Of the many dangers plaguing shark populations around the globe, heavy fishing, bycatching, and shark finning represent the three greatest threats. While the damage from excessive fishing may be self-evident, many people have not heard of bycatching or shark finning and thus do not know these activities’ harmful repercussions. Bycatching refers to damage or death caused to species that are caught by fishermen intending to catch a different kind of fish. According to the Food and Agriculture Organization of the United Nations (FAO), very few fisheries do not catch sharks as bycatch, and some fishing operations actually catch a greater number of sharks than their intended species, such as tuna or salmon. Bycatching, therefore, stands as both a wasteful and damaging phenomenon for shark populations, which is why Oceana has campaigned against the use of the fishing equipment that causes the greatest damage through bycatching, such as long lines, trawls, and gillnets.

Shark finning refers to the act of cutting off a shark’s fin, which is then usually used in cooking. In shark finning, fishermen throw the shark back into the water after taking the fin, resulting in the shark slowly bleeding to death. This incredibly cruel practice also produces significant waste, since the majority of the shark is discarded.
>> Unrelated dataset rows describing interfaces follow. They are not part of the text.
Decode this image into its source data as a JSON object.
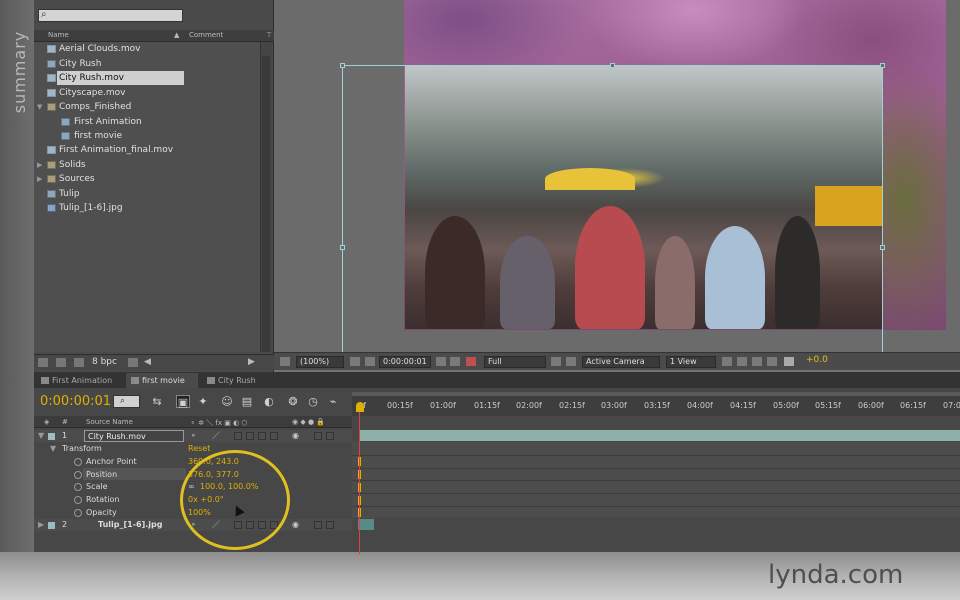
{
  "side_label": "summary",
  "project": {
    "search_placeholder": "",
    "columns": [
      "Name",
      "Comment"
    ],
    "items": [
      {
        "label": "Aerial Clouds.mov",
        "type": "file",
        "indent": 0
      },
      {
        "label": "City Rush",
        "type": "comp",
        "indent": 0
      },
      {
        "label": "City Rush.mov",
        "type": "file",
        "indent": 0,
        "selected": true
      },
      {
        "label": "Cityscape.mov",
        "type": "file",
        "indent": 0
      },
      {
        "label": "Comps_Finished",
        "type": "folder",
        "indent": 0,
        "expanded": true
      },
      {
        "label": "First Animation",
        "type": "comp",
        "indent": 1
      },
      {
        "label": "first movie",
        "type": "comp",
        "indent": 1
      },
      {
        "label": "First Animation_final.mov",
        "type": "file",
        "indent": 0
      },
      {
        "label": "Solids",
        "type": "folder",
        "indent": 0
      },
      {
        "label": "Sources",
        "type": "folder",
        "indent": 0
      },
      {
        "label": "Tulip",
        "type": "comp",
        "indent": 0
      },
      {
        "label": "Tulip_[1-6].jpg",
        "type": "img",
        "indent": 0
      }
    ],
    "footer_bpc": "8 bpc"
  },
  "viewer": {
    "zoom": "(100%)",
    "timecode": "0:00:00:01",
    "resolution": "Full",
    "camera": "Active Camera",
    "view": "1 View",
    "exposure": "+0.0"
  },
  "tabs": [
    {
      "label": "First Animation",
      "active": false
    },
    {
      "label": "first movie",
      "active": true
    },
    {
      "label": "City Rush",
      "active": false
    }
  ],
  "timeline": {
    "current_time": "0:00:00:01",
    "ruler_labels": [
      "0f",
      "00:15f",
      "01:00f",
      "01:15f",
      "02:00f",
      "02:15f",
      "03:00f",
      "03:15f",
      "04:00f",
      "04:15f",
      "05:00f",
      "05:15f",
      "06:00f",
      "06:15f",
      "07:0"
    ],
    "header_source_name": "Source Name",
    "layers": [
      {
        "index": "1",
        "name": "City Rush.mov"
      },
      {
        "index": "2",
        "name": "Tulip_[1-6].jpg"
      }
    ],
    "transform_label": "Transform",
    "reset_label": "Reset",
    "properties": [
      {
        "name": "Anchor Point",
        "value": "360.0, 243.0"
      },
      {
        "name": "Position",
        "value": "376.0, 377.0"
      },
      {
        "name": "Scale",
        "value": "100.0, 100.0%"
      },
      {
        "name": "Rotation",
        "value": "0x +0.0°"
      },
      {
        "name": "Opacity",
        "value": "100%"
      }
    ]
  },
  "watermark": "lynda.com",
  "colors": {
    "accent": "#e0b000",
    "highlight_circle": "#e0c020",
    "selection": "#9fd2d2"
  }
}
If you would like to join Shark Systems and Oceana in their efforts to advocate on behalf of threatened sharks around the world, please visit na.oceana.org or the company website at www.sharksystems.com and click on the banner at the bottom of the page.